## What is required
Copy every line that contains the string "icon" from the entries below.

## Data provided
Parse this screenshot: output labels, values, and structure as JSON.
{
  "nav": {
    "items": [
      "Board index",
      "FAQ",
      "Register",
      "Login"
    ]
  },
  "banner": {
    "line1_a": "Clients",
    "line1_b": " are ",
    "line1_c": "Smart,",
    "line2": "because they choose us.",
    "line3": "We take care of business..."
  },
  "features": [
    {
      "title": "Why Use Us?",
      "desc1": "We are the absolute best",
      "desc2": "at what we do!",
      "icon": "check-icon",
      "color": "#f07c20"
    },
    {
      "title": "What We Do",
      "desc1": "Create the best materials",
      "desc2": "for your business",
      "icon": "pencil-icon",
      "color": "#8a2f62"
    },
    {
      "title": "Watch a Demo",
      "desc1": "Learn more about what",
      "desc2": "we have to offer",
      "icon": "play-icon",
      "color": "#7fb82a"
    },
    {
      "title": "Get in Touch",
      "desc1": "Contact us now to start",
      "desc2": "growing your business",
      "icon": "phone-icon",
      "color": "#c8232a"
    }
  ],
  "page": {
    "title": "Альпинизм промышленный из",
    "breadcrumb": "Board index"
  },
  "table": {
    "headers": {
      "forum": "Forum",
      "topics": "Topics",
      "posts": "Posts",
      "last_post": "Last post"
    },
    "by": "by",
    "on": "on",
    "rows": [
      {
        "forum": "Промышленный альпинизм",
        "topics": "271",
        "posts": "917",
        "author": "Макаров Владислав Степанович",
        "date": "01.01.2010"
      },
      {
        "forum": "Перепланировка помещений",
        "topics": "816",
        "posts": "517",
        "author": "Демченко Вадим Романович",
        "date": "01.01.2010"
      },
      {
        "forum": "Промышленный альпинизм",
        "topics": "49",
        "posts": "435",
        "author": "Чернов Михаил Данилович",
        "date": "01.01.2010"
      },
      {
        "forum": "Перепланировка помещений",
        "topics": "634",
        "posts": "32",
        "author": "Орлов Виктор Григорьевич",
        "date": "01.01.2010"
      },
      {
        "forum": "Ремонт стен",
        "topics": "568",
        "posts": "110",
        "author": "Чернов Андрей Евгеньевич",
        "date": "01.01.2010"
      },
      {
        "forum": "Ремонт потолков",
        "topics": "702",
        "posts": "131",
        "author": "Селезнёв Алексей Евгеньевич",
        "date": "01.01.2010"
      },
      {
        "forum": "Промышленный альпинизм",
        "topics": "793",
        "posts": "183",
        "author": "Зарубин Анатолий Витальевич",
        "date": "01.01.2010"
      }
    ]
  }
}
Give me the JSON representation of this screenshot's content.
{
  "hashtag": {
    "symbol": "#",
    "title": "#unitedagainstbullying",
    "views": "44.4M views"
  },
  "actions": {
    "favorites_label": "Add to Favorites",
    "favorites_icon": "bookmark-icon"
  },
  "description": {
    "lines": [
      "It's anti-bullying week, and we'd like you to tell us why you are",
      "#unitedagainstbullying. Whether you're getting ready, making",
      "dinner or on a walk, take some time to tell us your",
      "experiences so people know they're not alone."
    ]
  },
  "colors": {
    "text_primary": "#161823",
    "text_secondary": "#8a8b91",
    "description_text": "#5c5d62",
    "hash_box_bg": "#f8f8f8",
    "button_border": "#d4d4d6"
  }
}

## Response for this exercise
      "icon": "check-icon",
      "icon": "pencil-icon",
      "icon": "play-icon",
      "icon": "phone-icon",
    "favorites_icon": "bookmark-icon"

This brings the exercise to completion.